[PROVIDED ENTRIES]

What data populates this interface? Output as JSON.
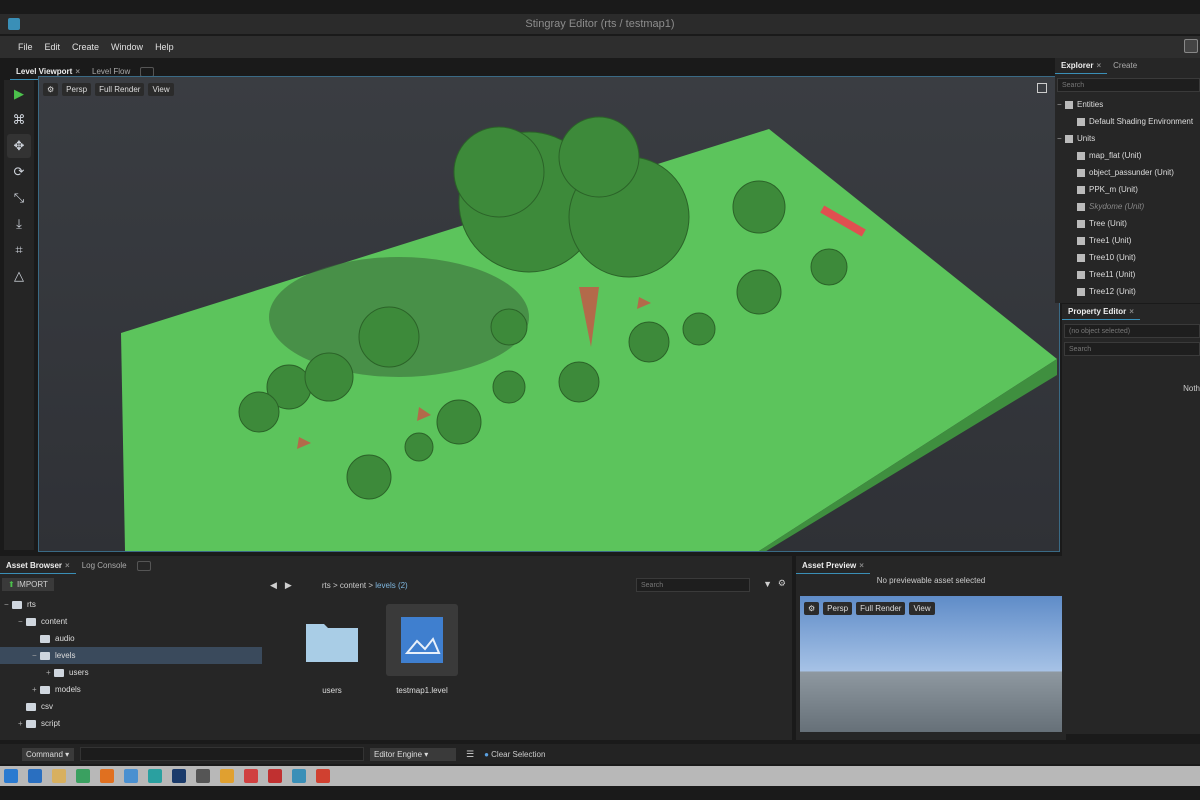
{
  "window": {
    "title": "Stingray Editor (rts / testmap1)"
  },
  "menu": [
    "File",
    "Edit",
    "Create",
    "Window",
    "Help"
  ],
  "viewport": {
    "tabs": [
      {
        "label": "Level Viewport",
        "active": true
      },
      {
        "label": "Level Flow",
        "active": false
      }
    ],
    "toolbar": {
      "persp": "Persp",
      "render": "Full Render",
      "view": "View"
    }
  },
  "explorer": {
    "tabs": [
      "Explorer",
      "Create"
    ],
    "search_placeholder": "Search",
    "entities_label": "Entities",
    "entities": [
      "Default Shading Environment"
    ],
    "units_label": "Units",
    "units": [
      {
        "label": "map_flat (Unit)",
        "dim": false
      },
      {
        "label": "object_passunder (Unit)",
        "dim": false
      },
      {
        "label": "PPK_m (Unit)",
        "dim": false
      },
      {
        "label": "Skydome (Unit)",
        "dim": true
      },
      {
        "label": "Tree (Unit)",
        "dim": false
      },
      {
        "label": "Tree1 (Unit)",
        "dim": false
      },
      {
        "label": "Tree10 (Unit)",
        "dim": false
      },
      {
        "label": "Tree11 (Unit)",
        "dim": false
      },
      {
        "label": "Tree12 (Unit)",
        "dim": false
      }
    ]
  },
  "property_editor": {
    "tab": "Property Editor",
    "selected": "(no object selected)",
    "search_placeholder": "Search",
    "empty": "Noth"
  },
  "asset_browser": {
    "tabs": [
      "Asset Browser",
      "Log Console"
    ],
    "import_label": "IMPORT",
    "tree": [
      {
        "label": "rts",
        "depth": 0,
        "caret": "−",
        "selected": false
      },
      {
        "label": "content",
        "depth": 1,
        "caret": "−",
        "selected": false
      },
      {
        "label": "audio",
        "depth": 2,
        "caret": "",
        "selected": false
      },
      {
        "label": "levels",
        "depth": 2,
        "caret": "−",
        "selected": true
      },
      {
        "label": "users",
        "depth": 3,
        "caret": "+",
        "selected": false
      },
      {
        "label": "models",
        "depth": 2,
        "caret": "+",
        "selected": false
      },
      {
        "label": "csv",
        "depth": 1,
        "caret": "",
        "selected": false
      },
      {
        "label": "script",
        "depth": 1,
        "caret": "+",
        "selected": false
      }
    ],
    "breadcrumb": {
      "root": "rts",
      "sep": ">",
      "mid": "content",
      "current": "levels (2)"
    },
    "search_placeholder": "Search",
    "assets": [
      {
        "label": "users",
        "type": "folder"
      },
      {
        "label": "testmap1.level",
        "type": "level"
      }
    ]
  },
  "asset_preview": {
    "tab": "Asset Preview",
    "message": "No previewable asset selected",
    "toolbar": {
      "persp": "Persp",
      "render": "Full Render",
      "view": "View"
    }
  },
  "statusbar": {
    "command": "Command ▾",
    "engine": "Editor Engine ▾",
    "clear": "Clear Selection"
  }
}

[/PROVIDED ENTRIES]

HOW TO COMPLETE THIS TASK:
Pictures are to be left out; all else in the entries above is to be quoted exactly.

RESPONSE:
What data populates this interface? Output as JSON.
{
  "window": {
    "title": "Stingray Editor (rts / testmap1)"
  },
  "menu": [
    "File",
    "Edit",
    "Create",
    "Window",
    "Help"
  ],
  "viewport": {
    "tabs": [
      {
        "label": "Level Viewport",
        "active": true
      },
      {
        "label": "Level Flow",
        "active": false
      }
    ],
    "toolbar": {
      "persp": "Persp",
      "render": "Full Render",
      "view": "View"
    }
  },
  "explorer": {
    "tabs": [
      "Explorer",
      "Create"
    ],
    "search_placeholder": "Search",
    "entities_label": "Entities",
    "entities": [
      "Default Shading Environment"
    ],
    "units_label": "Units",
    "units": [
      {
        "label": "map_flat (Unit)",
        "dim": false
      },
      {
        "label": "object_passunder (Unit)",
        "dim": false
      },
      {
        "label": "PPK_m (Unit)",
        "dim": false
      },
      {
        "label": "Skydome (Unit)",
        "dim": true
      },
      {
        "label": "Tree (Unit)",
        "dim": false
      },
      {
        "label": "Tree1 (Unit)",
        "dim": false
      },
      {
        "label": "Tree10 (Unit)",
        "dim": false
      },
      {
        "label": "Tree11 (Unit)",
        "dim": false
      },
      {
        "label": "Tree12 (Unit)",
        "dim": false
      }
    ]
  },
  "property_editor": {
    "tab": "Property Editor",
    "selected": "(no object selected)",
    "search_placeholder": "Search",
    "empty": "Noth"
  },
  "asset_browser": {
    "tabs": [
      "Asset Browser",
      "Log Console"
    ],
    "import_label": "IMPORT",
    "tree": [
      {
        "label": "rts",
        "depth": 0,
        "caret": "−",
        "selected": false
      },
      {
        "label": "content",
        "depth": 1,
        "caret": "−",
        "selected": false
      },
      {
        "label": "audio",
        "depth": 2,
        "caret": "",
        "selected": false
      },
      {
        "label": "levels",
        "depth": 2,
        "caret": "−",
        "selected": true
      },
      {
        "label": "users",
        "depth": 3,
        "caret": "+",
        "selected": false
      },
      {
        "label": "models",
        "depth": 2,
        "caret": "+",
        "selected": false
      },
      {
        "label": "csv",
        "depth": 1,
        "caret": "",
        "selected": false
      },
      {
        "label": "script",
        "depth": 1,
        "caret": "+",
        "selected": false
      }
    ],
    "breadcrumb": {
      "root": "rts",
      "sep": ">",
      "mid": "content",
      "current": "levels (2)"
    },
    "search_placeholder": "Search",
    "assets": [
      {
        "label": "users",
        "type": "folder"
      },
      {
        "label": "testmap1.level",
        "type": "level"
      }
    ]
  },
  "asset_preview": {
    "tab": "Asset Preview",
    "message": "No previewable asset selected",
    "toolbar": {
      "persp": "Persp",
      "render": "Full Render",
      "view": "View"
    }
  },
  "statusbar": {
    "command": "Command ▾",
    "engine": "Editor Engine ▾",
    "clear": "Clear Selection"
  }
}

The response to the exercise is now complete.